* [TASK PROMPT]:
From the records below, copy each line in which the string "http" occurs.

* [TASK INPUTS]:

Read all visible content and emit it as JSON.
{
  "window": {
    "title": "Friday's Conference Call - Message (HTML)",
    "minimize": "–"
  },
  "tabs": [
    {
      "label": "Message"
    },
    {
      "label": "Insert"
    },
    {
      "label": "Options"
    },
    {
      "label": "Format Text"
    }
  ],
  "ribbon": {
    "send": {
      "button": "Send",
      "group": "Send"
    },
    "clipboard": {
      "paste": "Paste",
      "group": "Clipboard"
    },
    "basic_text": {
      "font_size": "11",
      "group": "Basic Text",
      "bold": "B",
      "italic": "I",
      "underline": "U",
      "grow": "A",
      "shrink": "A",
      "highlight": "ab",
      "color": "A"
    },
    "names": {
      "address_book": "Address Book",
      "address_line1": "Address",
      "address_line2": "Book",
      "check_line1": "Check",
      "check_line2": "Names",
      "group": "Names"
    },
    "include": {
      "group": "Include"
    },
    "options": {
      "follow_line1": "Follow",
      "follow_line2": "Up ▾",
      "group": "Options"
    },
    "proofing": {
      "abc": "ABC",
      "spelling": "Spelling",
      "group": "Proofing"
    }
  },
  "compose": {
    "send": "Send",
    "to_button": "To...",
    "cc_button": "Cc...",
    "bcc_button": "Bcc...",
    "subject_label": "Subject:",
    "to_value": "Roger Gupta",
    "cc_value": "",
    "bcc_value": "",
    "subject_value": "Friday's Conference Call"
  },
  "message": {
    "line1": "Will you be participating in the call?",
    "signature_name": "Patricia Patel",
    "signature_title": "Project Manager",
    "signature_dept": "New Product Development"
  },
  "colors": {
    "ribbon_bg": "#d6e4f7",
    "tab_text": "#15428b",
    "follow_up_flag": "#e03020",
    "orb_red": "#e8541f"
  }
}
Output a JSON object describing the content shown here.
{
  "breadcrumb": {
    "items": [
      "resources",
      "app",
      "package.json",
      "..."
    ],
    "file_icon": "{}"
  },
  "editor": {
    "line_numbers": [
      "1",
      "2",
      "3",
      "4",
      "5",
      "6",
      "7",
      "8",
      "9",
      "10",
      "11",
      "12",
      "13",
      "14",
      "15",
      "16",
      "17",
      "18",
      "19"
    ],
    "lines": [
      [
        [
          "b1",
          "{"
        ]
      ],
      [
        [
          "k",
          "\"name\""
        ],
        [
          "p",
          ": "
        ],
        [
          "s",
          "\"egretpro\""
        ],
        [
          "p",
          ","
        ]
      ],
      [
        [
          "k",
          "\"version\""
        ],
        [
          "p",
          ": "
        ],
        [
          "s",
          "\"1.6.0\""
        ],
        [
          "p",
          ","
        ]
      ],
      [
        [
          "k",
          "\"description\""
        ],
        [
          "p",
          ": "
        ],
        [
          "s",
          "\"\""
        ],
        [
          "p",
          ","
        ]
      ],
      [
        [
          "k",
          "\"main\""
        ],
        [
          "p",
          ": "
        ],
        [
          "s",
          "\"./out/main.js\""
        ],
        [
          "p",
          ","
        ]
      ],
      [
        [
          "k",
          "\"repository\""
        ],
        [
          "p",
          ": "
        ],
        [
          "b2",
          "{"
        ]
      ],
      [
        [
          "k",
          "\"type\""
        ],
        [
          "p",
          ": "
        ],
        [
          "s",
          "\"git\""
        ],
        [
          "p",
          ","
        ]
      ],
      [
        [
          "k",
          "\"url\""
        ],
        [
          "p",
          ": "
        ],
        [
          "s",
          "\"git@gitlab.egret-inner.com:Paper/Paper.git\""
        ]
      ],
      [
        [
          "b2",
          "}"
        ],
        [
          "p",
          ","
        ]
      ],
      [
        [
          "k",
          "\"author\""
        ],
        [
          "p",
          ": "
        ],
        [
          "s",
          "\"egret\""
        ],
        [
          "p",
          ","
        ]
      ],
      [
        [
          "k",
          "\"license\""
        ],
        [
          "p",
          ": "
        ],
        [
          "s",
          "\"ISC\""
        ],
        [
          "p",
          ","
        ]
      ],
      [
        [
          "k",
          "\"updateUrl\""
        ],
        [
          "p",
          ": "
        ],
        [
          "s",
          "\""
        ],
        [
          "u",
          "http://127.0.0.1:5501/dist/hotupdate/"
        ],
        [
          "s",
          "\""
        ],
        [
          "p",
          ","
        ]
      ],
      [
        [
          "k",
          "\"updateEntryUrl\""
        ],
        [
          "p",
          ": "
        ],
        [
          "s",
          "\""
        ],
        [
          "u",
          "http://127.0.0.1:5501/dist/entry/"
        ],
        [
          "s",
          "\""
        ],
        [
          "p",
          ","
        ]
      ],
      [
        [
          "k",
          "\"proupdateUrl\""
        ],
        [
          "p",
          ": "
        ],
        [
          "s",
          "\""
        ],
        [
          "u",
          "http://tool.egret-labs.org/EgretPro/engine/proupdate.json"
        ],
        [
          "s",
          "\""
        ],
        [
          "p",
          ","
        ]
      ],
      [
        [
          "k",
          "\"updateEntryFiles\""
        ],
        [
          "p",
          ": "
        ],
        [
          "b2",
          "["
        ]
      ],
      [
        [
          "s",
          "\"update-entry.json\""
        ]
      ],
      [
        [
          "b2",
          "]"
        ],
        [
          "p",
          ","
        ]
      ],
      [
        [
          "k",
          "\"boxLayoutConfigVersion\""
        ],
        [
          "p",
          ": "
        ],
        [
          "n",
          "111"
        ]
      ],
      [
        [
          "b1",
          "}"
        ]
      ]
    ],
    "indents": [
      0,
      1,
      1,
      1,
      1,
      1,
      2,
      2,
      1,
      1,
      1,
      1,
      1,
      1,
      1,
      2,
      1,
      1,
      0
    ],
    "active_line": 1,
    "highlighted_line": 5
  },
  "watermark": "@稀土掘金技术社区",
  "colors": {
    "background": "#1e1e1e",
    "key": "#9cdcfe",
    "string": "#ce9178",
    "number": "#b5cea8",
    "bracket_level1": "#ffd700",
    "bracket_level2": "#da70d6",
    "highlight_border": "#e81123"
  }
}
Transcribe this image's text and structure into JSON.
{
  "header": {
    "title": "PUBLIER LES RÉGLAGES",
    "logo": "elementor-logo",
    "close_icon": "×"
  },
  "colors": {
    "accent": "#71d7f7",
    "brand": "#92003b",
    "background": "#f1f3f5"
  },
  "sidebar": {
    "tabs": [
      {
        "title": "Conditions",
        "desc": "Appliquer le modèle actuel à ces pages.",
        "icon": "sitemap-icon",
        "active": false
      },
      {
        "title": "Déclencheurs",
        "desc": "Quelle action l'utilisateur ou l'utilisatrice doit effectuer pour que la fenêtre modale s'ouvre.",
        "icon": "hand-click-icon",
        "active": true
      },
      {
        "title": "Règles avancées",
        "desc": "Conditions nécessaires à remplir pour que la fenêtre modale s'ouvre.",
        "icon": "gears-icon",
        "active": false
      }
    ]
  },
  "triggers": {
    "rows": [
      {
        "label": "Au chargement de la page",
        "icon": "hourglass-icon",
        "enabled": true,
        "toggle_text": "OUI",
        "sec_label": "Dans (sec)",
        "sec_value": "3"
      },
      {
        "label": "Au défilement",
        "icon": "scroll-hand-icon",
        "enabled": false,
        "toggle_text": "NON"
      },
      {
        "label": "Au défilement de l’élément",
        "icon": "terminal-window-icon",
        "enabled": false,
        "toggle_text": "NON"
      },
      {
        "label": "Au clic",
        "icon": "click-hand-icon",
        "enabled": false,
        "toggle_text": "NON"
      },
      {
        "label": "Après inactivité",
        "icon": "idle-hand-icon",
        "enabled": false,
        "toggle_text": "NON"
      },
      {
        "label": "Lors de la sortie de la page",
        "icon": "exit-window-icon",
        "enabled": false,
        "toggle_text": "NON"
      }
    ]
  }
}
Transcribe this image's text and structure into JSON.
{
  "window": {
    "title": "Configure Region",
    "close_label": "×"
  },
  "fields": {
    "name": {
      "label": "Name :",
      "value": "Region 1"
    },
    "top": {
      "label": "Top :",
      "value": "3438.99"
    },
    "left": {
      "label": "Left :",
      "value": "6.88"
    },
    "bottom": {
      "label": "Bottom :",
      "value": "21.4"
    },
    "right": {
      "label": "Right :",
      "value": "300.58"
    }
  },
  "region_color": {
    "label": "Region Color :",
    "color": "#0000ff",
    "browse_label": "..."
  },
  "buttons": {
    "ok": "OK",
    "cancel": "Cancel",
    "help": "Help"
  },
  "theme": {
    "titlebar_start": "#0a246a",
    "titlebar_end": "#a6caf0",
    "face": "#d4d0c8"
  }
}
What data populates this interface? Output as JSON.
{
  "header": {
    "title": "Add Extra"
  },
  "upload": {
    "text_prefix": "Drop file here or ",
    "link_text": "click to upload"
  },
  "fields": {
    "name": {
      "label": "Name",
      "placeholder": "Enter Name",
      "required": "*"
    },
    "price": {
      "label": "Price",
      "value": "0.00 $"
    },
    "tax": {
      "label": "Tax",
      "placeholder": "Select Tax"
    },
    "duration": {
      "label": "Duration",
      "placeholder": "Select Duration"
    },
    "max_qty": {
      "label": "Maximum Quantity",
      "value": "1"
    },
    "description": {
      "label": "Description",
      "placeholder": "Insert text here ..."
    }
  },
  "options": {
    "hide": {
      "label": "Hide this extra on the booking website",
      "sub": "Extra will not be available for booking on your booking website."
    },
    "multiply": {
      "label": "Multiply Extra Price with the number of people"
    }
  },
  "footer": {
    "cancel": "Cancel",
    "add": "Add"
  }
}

* [WRITTEN RESPONSE]:
          "http://127.0.0.1:5501/dist/hotupdate/"
          "http://127.0.0.1:5501/dist/entry/"
          "http://tool.egret-labs.org/EgretPro/engine/proupdate.json"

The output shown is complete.